## TASK STATEMENT
Show, from the records below, all lines that contain the word "size".

## DATA UNDER STUDY
■ ■ ■ ■ ■

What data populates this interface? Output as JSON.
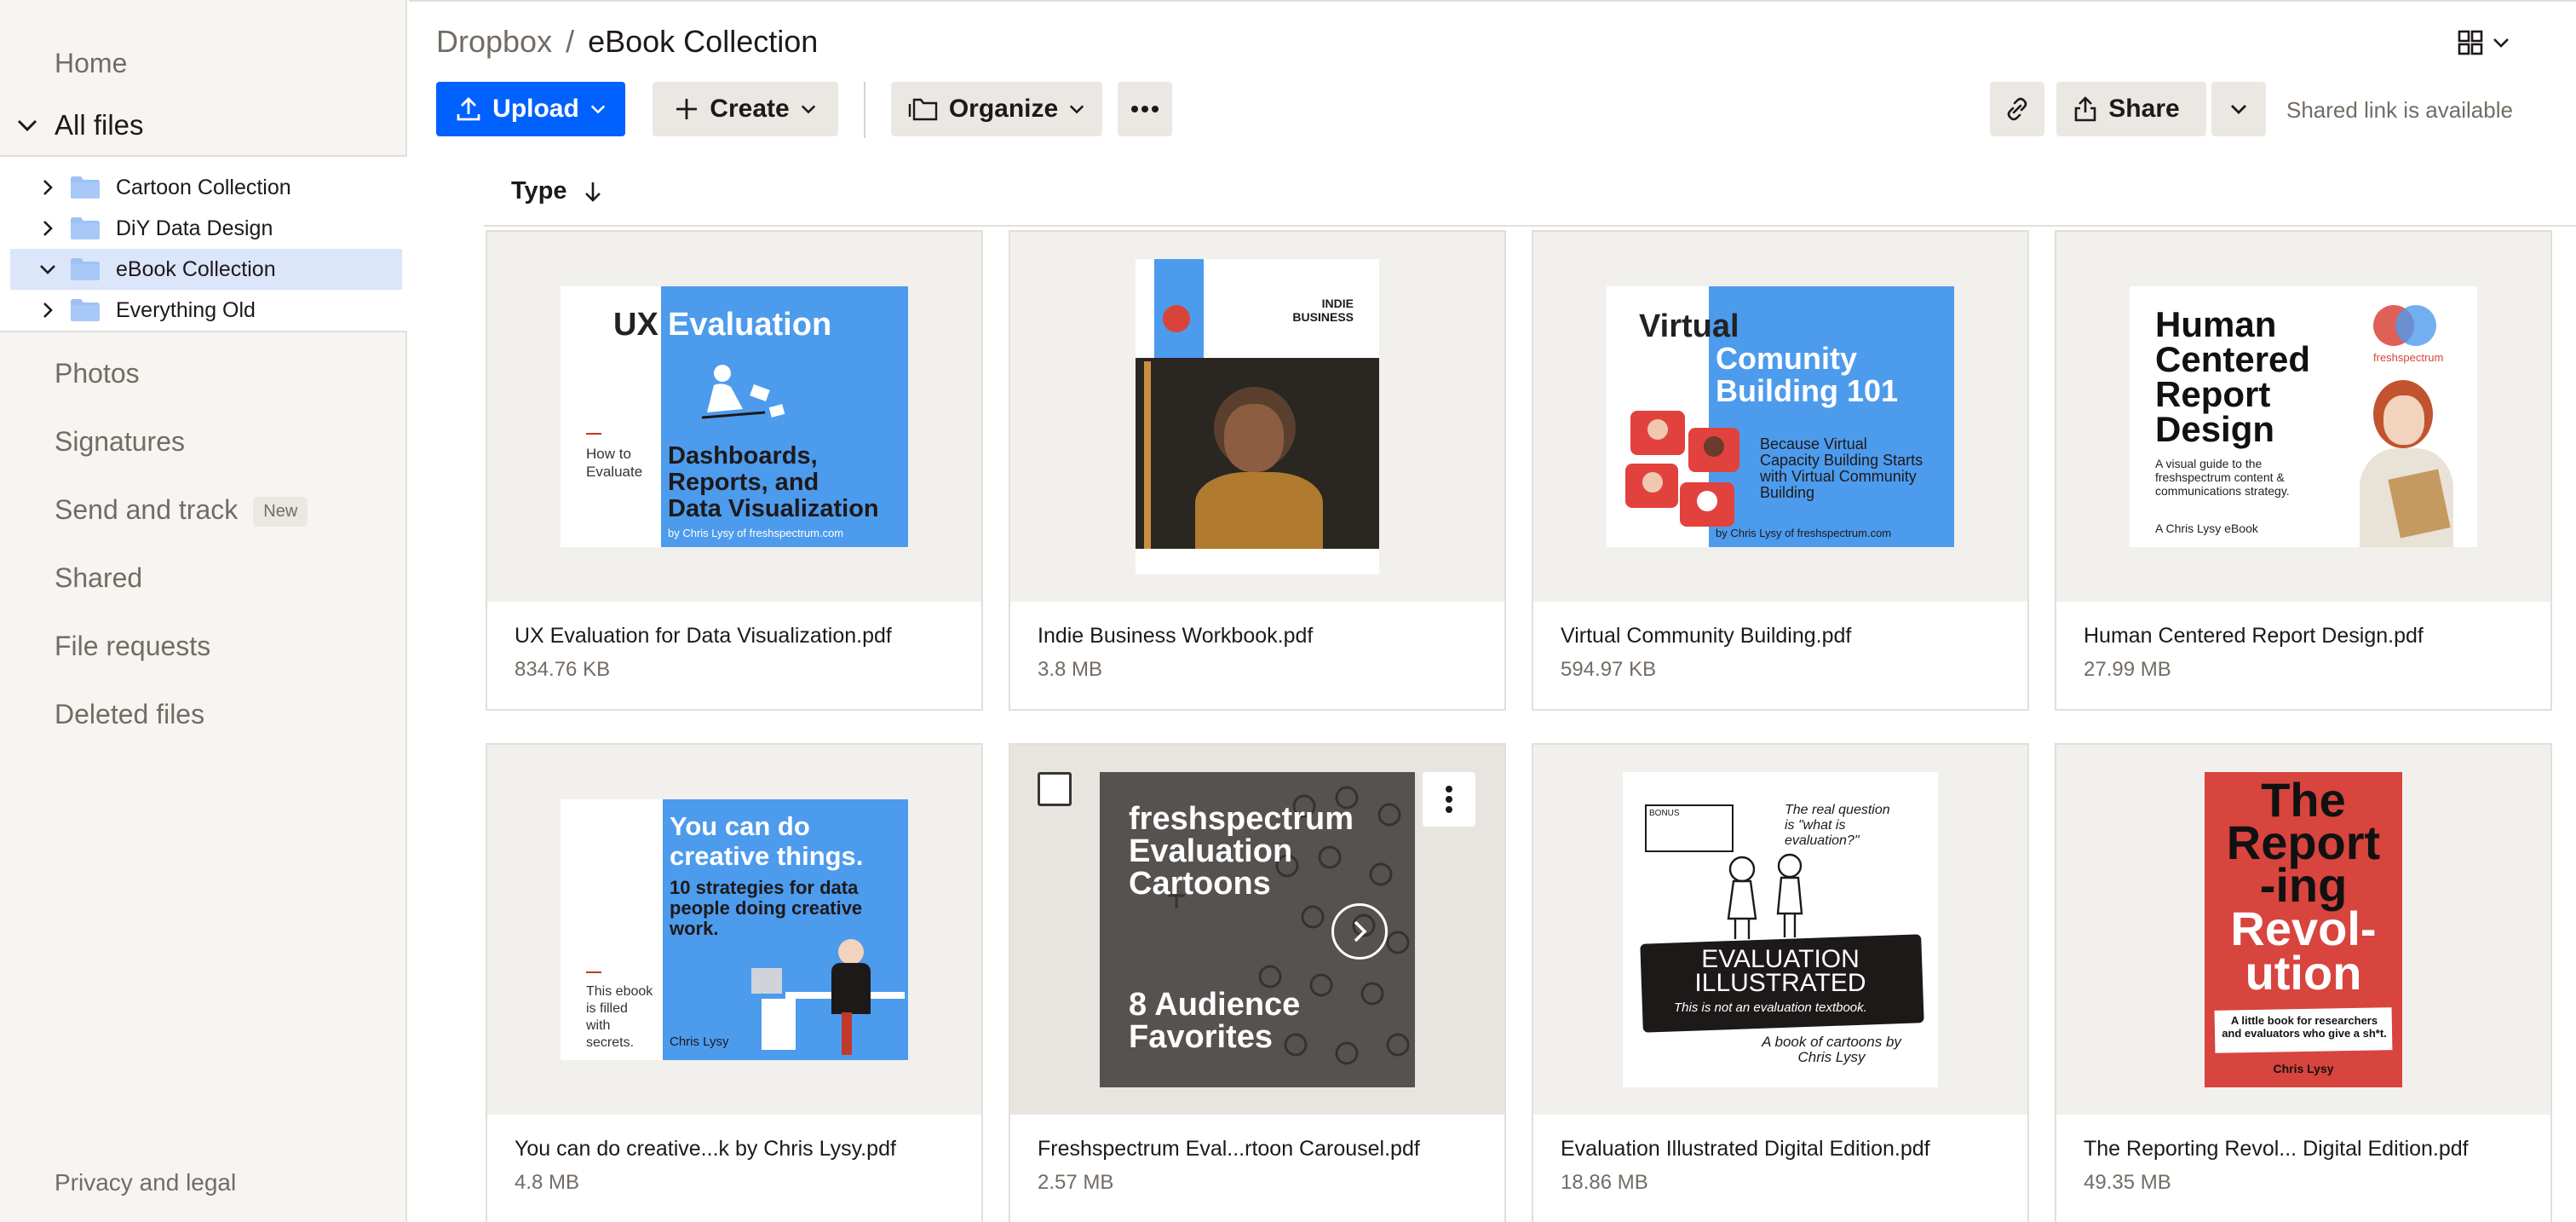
{
  "sidebar": {
    "home": "Home",
    "all_files": "All files",
    "tree": [
      {
        "label": "Cartoon Collection"
      },
      {
        "label": "DiY Data Design"
      },
      {
        "label": "eBook Collection"
      },
      {
        "label": "Everything Old"
      }
    ],
    "photos": "Photos",
    "signatures": "Signatures",
    "send_and_track": "Send and track",
    "new_badge": "New",
    "shared": "Shared",
    "file_requests": "File requests",
    "deleted_files": "Deleted files",
    "privacy": "Privacy and legal"
  },
  "breadcrumb": {
    "root": "Dropbox",
    "separator": "/",
    "current": "eBook Collection"
  },
  "toolbar": {
    "upload": "Upload",
    "create": "Create",
    "organize": "Organize",
    "share": "Share",
    "shared_link_status": "Shared link is available"
  },
  "sort": {
    "label": "Type"
  },
  "colors": {
    "accent": "#0061fe",
    "sidebar_bg": "#f7f5f2",
    "cover_blue": "#4d9bed"
  },
  "files": [
    {
      "name": "UX Evaluation for Data Visualization.pdf",
      "size": "834.76 KB",
      "cover": {
        "t1": "UX",
        "t2": "Evaluation",
        "t3": "Dashboards,",
        "t4": "Reports, and",
        "t5": "Data Visualization",
        "side": "How to Evaluate",
        "by": "by Chris Lysy of freshspectrum.com"
      }
    },
    {
      "name": "Indie Business Workbook.pdf",
      "size": "3.8 MB",
      "cover": {
        "t1": "INDIE",
        "t2": "BUSINESS"
      }
    },
    {
      "name": "Virtual Community Building.pdf",
      "size": "594.97 KB",
      "cover": {
        "t1": "Virtual",
        "t2": "Comunity",
        "t3": "Building 101",
        "t4": "Because Virtual Capacity Building Starts with Virtual Community Building",
        "by": "by Chris Lysy of freshspectrum.com"
      }
    },
    {
      "name": "Human Centered Report Design.pdf",
      "size": "27.99 MB",
      "cover": {
        "t1": "Human",
        "t2": "Centered",
        "t3": "Report",
        "t4": "Design",
        "sub": "A visual guide to the freshspectrum content & communications strategy.",
        "by": "A Chris Lysy eBook",
        "brand": "freshspectrum"
      }
    },
    {
      "name": "You can do creative...k by Chris Lysy.pdf",
      "size": "4.8 MB",
      "cover": {
        "t1": "You can do creative things.",
        "t2": "10 strategies for data people doing creative work.",
        "side": "This ebook is filled with secrets.",
        "by": "Chris Lysy"
      }
    },
    {
      "name": "Freshspectrum Eval...rtoon Carousel.pdf",
      "size": "2.57 MB",
      "cover": {
        "t1": "freshspectrum",
        "t2": "Evaluation",
        "t3": "Cartoons",
        "t4": "8 Audience",
        "t5": "Favorites"
      }
    },
    {
      "name": "Evaluation Illustrated Digital Edition.pdf",
      "size": "18.86 MB",
      "cover": {
        "t1": "EVALUATION",
        "t2": "ILLUSTRATED",
        "t3": "This is not an evaluation textbook.",
        "t4": "A book of cartoons by Chris Lysy",
        "bonus": "BONUS",
        "quote": "The real question is \"what is evaluation?\""
      }
    },
    {
      "name": "The Reporting Revol... Digital Edition.pdf",
      "size": "49.35 MB",
      "cover": {
        "t1": "The",
        "t2": "Report",
        "t3": "-ing",
        "t4": "Revol-",
        "t5": "ution",
        "sub": "A little book for researchers and evaluators who give a sh*t.",
        "by": "Chris Lysy"
      }
    }
  ]
}
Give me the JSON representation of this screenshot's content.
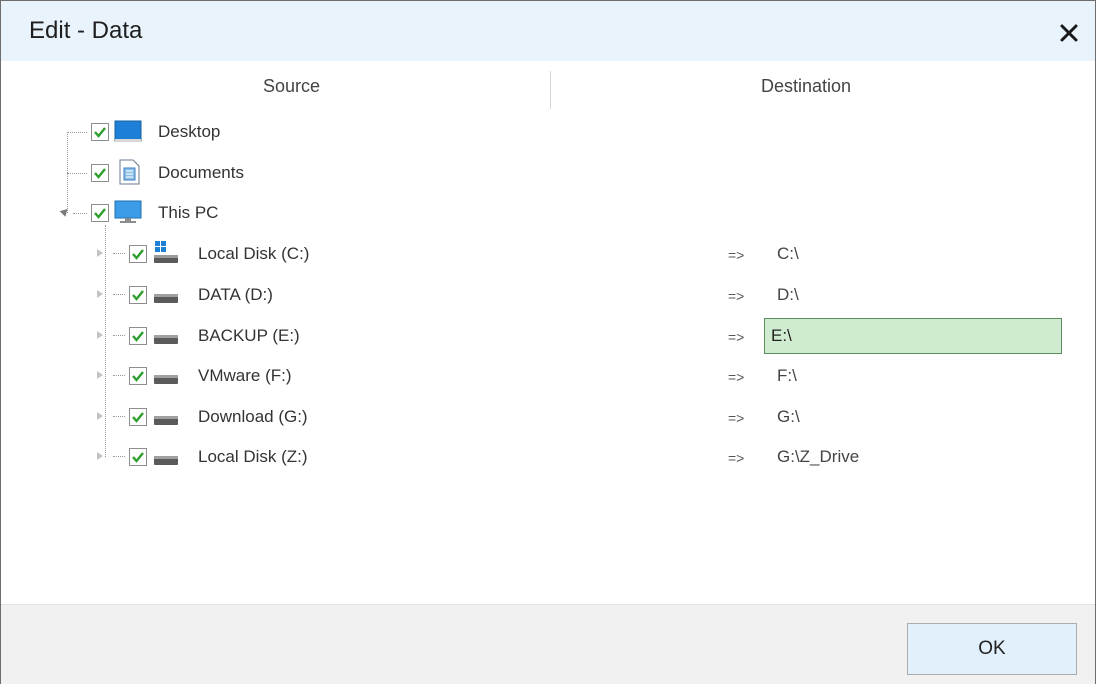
{
  "dialog": {
    "title": "Edit - Data",
    "close_icon": "close-icon"
  },
  "columns": {
    "source": "Source",
    "destination": "Destination"
  },
  "tree": {
    "top_items": [
      {
        "label": "Desktop",
        "checked": true,
        "icon": "desktop-icon"
      },
      {
        "label": "Documents",
        "checked": true,
        "icon": "documents-icon"
      },
      {
        "label": "This PC",
        "checked": true,
        "icon": "this-pc-icon",
        "expanded": true
      }
    ],
    "drives": [
      {
        "label": "Local Disk (C:)",
        "checked": true,
        "icon": "system-drive-icon",
        "arrow": "=>",
        "destination": "C:\\"
      },
      {
        "label": "DATA (D:)",
        "checked": true,
        "icon": "drive-icon",
        "arrow": "=>",
        "destination": "D:\\"
      },
      {
        "label": "BACKUP (E:)",
        "checked": true,
        "icon": "drive-icon",
        "arrow": "=>",
        "destination": "E:\\",
        "editing": true
      },
      {
        "label": "VMware (F:)",
        "checked": true,
        "icon": "drive-icon",
        "arrow": "=>",
        "destination": "F:\\"
      },
      {
        "label": "Download (G:)",
        "checked": true,
        "icon": "drive-icon",
        "arrow": "=>",
        "destination": "G:\\"
      },
      {
        "label": "Local Disk (Z:)",
        "checked": true,
        "icon": "drive-icon",
        "arrow": "=>",
        "destination": "G:\\Z_Drive"
      }
    ]
  },
  "footer": {
    "ok_label": "OK"
  },
  "colors": {
    "titlebar_bg": "#e9f3fb",
    "edit_field_bg": "#d0ecd0",
    "checkmark": "#2e9e2e",
    "footer_bg": "#f1f1f1"
  }
}
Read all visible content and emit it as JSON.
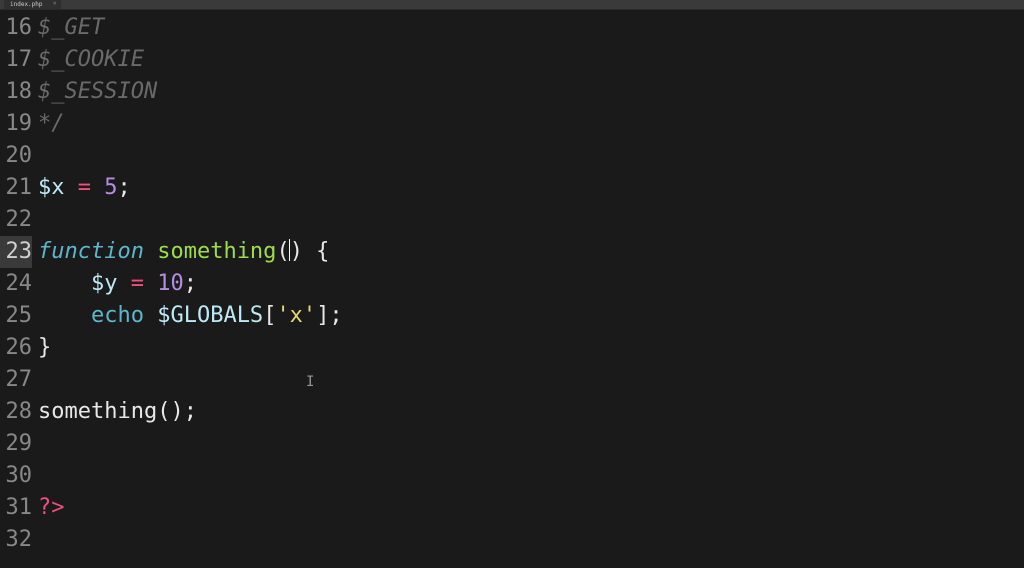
{
  "tab": {
    "filename": "index.php",
    "close_glyph": "×"
  },
  "gutter": {
    "start": 16,
    "count": 17,
    "active": 23
  },
  "code": {
    "lines": [
      {
        "n": 16,
        "tokens": [
          {
            "cls": "tok-comment",
            "t": "$_GET"
          }
        ]
      },
      {
        "n": 17,
        "tokens": [
          {
            "cls": "tok-comment",
            "t": "$_COOKIE"
          }
        ]
      },
      {
        "n": 18,
        "tokens": [
          {
            "cls": "tok-comment",
            "t": "$_SESSION"
          }
        ]
      },
      {
        "n": 19,
        "tokens": [
          {
            "cls": "tok-comment",
            "t": "*/"
          }
        ]
      },
      {
        "n": 20,
        "tokens": []
      },
      {
        "n": 21,
        "tokens": [
          {
            "cls": "tok-var",
            "t": "$x"
          },
          {
            "cls": "tok-plain",
            "t": " "
          },
          {
            "cls": "tok-op",
            "t": "="
          },
          {
            "cls": "tok-plain",
            "t": " "
          },
          {
            "cls": "tok-num",
            "t": "5"
          },
          {
            "cls": "tok-plain",
            "t": ";"
          }
        ]
      },
      {
        "n": 22,
        "tokens": []
      },
      {
        "n": 23,
        "tokens": [
          {
            "cls": "tok-keyword",
            "t": "function"
          },
          {
            "cls": "tok-plain",
            "t": " "
          },
          {
            "cls": "tok-funcname",
            "t": "something"
          },
          {
            "cls": "tok-plain",
            "t": "("
          },
          {
            "cls": "cursor",
            "t": ""
          },
          {
            "cls": "tok-plain",
            "t": ") {"
          }
        ]
      },
      {
        "n": 24,
        "tokens": [
          {
            "cls": "tok-plain",
            "t": "    "
          },
          {
            "cls": "tok-var",
            "t": "$y"
          },
          {
            "cls": "tok-plain",
            "t": " "
          },
          {
            "cls": "tok-op",
            "t": "="
          },
          {
            "cls": "tok-plain",
            "t": " "
          },
          {
            "cls": "tok-num",
            "t": "10"
          },
          {
            "cls": "tok-plain",
            "t": ";"
          }
        ]
      },
      {
        "n": 25,
        "tokens": [
          {
            "cls": "tok-plain",
            "t": "    "
          },
          {
            "cls": "tok-echo",
            "t": "echo"
          },
          {
            "cls": "tok-plain",
            "t": " "
          },
          {
            "cls": "tok-var",
            "t": "$GLOBALS"
          },
          {
            "cls": "tok-plain",
            "t": "["
          },
          {
            "cls": "tok-string",
            "t": "'x'"
          },
          {
            "cls": "tok-plain",
            "t": "];"
          }
        ]
      },
      {
        "n": 26,
        "tokens": [
          {
            "cls": "tok-plain",
            "t": "}"
          }
        ]
      },
      {
        "n": 27,
        "tokens": [],
        "ibeam": true
      },
      {
        "n": 28,
        "tokens": [
          {
            "cls": "tok-plain",
            "t": "something();"
          }
        ]
      },
      {
        "n": 29,
        "tokens": []
      },
      {
        "n": 30,
        "tokens": []
      },
      {
        "n": 31,
        "tokens": [
          {
            "cls": "tok-phpclose",
            "t": "?>"
          }
        ]
      },
      {
        "n": 32,
        "tokens": []
      }
    ]
  }
}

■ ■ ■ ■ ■

## SOLUTION TO THE PROBLEM
      "size": "834.76 KB",
      "size": "3.8 MB",
      "size": "594.97 KB",
      "size": "27.99 MB",
      "size": "4.8 MB",
      "size": "2.57 MB",
      "size": "18.86 MB",
      "size": "49.35 MB",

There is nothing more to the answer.